Archive - Jan 2010 - Editorial
Just when you thought things could not become more unsettled, the earth shakes and the landscape changes. There is the human drama in Haiti. There is the political drama in Washington. And then, there is the U.S. Supreme Court, which on Jan. 21 made a ruling that will affect how the nation’s business is conducted — beginning at city hall, extending to our state capitals, and reaching our nation’s legislative and executive branches of government.
Our 8-year-old daughter, Emma, is beginning to show a real interest in cooking. Last weekend she whipped up a stack of chocolate chip pancakes for the family breakfast. They were a little on the sweet side, particularly the last few, dredged from the bottom of the mixing bowl with big clumps of chips.
As a child, I was afraid of ghosts. During that phase — where “phase” is defined as “from my earliest memories until high school” — I was convinced that invisible, malevolent forces were coming to “get” me whenever I was alone.
It started innocently enough when I saw a “Bewitched” episode in which an enchanted chair moved around by itself. That was supposed to be amusing? A possessed chair is funny? For years, I refused to enter the dining room by myself.
“You can observe a lot just by watching,” Yogi Berra said.
So, too, can you learn a lot just by getting off the chairlift.
You can learn, for example, that an athletic 12-year-old girl, who has just made her first run on a snowboard down the Snow Bowl’s Allen trail, is nonetheless susceptible to falling as she gets off the lift.
That when she falls, it’s likely to be on her back. And that she’s probably going to reach her arms behind her to break her fall.
Which vastly increases the odds that like so many boarders before her, she will sprain her wrist as she topples backwards.
If news of Vermont Yankee nuclear power plant’s underground pipes leaking radioactive water into nearby wells doesn’t completely nix Entergy’s hope of renewing that plant’s license for another 20 years, at the very least its plan to spin off ownership of the plant to an independent company called Enexus should be scrapped immediately.

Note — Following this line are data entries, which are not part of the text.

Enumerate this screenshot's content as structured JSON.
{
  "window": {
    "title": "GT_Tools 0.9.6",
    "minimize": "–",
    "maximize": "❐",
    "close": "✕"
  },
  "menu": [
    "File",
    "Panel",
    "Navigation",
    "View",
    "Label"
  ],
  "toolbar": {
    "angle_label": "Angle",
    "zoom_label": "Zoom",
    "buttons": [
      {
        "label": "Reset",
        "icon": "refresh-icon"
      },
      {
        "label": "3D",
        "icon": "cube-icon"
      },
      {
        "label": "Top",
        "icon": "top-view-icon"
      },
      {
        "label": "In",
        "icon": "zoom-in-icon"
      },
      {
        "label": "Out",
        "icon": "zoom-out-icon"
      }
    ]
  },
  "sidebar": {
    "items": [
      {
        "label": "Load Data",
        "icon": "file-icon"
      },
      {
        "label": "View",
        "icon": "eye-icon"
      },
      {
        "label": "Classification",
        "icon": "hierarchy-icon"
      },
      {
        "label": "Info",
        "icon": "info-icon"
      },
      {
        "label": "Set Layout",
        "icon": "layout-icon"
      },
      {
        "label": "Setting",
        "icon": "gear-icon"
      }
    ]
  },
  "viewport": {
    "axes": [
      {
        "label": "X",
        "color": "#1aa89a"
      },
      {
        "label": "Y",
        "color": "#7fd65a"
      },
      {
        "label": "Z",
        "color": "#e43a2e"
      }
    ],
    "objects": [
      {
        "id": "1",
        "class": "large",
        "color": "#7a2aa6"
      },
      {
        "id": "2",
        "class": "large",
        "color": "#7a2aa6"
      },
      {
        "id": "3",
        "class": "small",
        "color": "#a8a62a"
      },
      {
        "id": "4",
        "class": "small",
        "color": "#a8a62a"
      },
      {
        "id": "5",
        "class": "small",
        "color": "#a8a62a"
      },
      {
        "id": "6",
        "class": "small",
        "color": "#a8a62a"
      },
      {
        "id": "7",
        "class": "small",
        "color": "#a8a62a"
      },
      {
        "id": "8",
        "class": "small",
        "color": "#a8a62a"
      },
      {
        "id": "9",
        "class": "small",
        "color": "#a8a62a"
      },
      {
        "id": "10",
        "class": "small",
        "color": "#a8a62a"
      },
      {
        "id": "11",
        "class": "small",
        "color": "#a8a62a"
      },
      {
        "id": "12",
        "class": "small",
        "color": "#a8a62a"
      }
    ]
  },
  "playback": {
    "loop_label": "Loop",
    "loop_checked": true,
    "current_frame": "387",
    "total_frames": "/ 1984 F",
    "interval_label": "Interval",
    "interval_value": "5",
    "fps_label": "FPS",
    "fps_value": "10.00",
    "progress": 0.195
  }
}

That the thrust of Gov. James Douglas’ final budget address was to cut spending was no surprise. But that he chose to raise property taxes on middle-income Vermonters while seeking tax reductions for the richest Vermonters seems out-of-sync with the state and the times. Add that he continues to throw money at roads and bridges and put a greater burden on the property tax and you have ample cause for a difference of opinion on how to make up for the projected $154 million shortfall in next year’s spending plan.
If you have being waiting for me to weigh in on the paper versus plastic debate (and who hasn’t) I am finally prepared to provide some guidance. Anyone over 40 remembers a time when there was no choice when you got to the end of the grocery store checkout line. Paper was the only option until 1977 when plastic bags first appeared. They quickly became the bag of choice because they didn’t destroy trees, plus they had handy little loops for carrying. But plastic bags are made of polyethylene, which is made from natural gas. And plastic doesn’t decompose for a long, long time.
Vermont’s unemployment rate in November — the most recent month for which state-by-state data is available — was 6.4 percent. The national unemployment rate in November was 10 percent, and only five states had lower unemployment rates than Vermont’s. The Green Mountain State’s unemployment rate peaked in May 2009, at just over 7 percent, and slowly declined to 6.4 percent over the next six months. Maine was the only other state in the nation to see a decline in unemployment during this period, when national unemployment climbed from 9.4 to 10 percent.